Dataset rows for apps and sites:

....................

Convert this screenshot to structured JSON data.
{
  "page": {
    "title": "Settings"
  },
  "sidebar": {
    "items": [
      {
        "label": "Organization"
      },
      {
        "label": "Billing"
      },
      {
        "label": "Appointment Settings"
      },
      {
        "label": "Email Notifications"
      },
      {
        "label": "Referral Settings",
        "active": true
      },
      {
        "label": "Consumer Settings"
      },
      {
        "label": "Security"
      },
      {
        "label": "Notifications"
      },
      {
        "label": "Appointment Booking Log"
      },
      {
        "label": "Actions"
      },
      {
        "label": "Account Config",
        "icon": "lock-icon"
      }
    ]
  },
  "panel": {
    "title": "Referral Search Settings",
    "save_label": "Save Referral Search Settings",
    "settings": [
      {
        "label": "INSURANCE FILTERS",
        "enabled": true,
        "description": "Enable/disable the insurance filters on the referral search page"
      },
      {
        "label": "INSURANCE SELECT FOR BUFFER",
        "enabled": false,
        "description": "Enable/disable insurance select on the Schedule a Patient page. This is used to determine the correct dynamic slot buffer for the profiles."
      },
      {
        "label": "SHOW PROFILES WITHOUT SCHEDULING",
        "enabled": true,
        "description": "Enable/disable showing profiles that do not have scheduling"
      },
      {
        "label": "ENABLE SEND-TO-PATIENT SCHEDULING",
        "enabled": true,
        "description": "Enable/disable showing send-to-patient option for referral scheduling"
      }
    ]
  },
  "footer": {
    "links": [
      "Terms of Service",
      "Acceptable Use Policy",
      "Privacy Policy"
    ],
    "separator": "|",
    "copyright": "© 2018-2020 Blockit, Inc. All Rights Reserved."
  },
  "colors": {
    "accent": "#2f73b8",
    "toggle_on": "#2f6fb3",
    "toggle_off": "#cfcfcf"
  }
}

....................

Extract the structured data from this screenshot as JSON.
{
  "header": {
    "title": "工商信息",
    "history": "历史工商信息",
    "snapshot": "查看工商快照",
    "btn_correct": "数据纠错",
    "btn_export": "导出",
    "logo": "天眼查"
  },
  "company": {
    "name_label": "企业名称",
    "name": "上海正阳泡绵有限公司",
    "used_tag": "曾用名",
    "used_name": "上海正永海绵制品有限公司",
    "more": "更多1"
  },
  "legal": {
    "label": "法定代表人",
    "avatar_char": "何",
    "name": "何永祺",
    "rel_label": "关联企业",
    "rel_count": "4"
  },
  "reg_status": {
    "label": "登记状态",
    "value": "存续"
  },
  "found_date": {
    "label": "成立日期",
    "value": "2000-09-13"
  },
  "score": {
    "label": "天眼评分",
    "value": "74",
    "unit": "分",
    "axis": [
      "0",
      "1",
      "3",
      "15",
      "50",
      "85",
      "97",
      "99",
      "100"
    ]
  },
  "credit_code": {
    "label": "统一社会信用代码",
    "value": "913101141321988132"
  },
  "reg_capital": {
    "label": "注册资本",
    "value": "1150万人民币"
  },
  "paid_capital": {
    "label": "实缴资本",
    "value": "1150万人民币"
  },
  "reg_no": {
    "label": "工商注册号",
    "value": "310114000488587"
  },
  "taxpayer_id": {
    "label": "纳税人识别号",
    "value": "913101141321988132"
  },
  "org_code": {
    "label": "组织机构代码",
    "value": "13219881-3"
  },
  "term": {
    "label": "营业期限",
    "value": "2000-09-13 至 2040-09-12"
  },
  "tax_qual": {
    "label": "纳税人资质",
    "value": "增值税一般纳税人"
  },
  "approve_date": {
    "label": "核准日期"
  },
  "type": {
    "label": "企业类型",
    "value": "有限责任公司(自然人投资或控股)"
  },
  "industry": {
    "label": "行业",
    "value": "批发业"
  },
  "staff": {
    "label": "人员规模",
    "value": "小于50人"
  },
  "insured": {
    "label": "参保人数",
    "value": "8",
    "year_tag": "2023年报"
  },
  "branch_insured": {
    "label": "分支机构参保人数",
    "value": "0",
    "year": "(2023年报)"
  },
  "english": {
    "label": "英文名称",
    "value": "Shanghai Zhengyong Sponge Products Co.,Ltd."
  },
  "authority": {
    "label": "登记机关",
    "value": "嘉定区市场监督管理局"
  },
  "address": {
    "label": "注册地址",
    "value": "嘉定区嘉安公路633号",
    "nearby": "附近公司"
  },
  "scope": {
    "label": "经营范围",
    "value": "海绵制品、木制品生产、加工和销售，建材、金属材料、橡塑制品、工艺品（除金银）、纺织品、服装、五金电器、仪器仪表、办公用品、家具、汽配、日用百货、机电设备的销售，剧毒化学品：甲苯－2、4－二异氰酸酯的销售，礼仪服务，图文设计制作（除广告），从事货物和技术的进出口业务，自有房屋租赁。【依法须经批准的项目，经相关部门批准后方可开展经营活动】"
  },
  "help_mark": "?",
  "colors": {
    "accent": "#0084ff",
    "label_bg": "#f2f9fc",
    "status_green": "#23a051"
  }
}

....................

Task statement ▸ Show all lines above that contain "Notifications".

Response to this task ▸
        "label": "Email Notifications"
        "label": "Notifications"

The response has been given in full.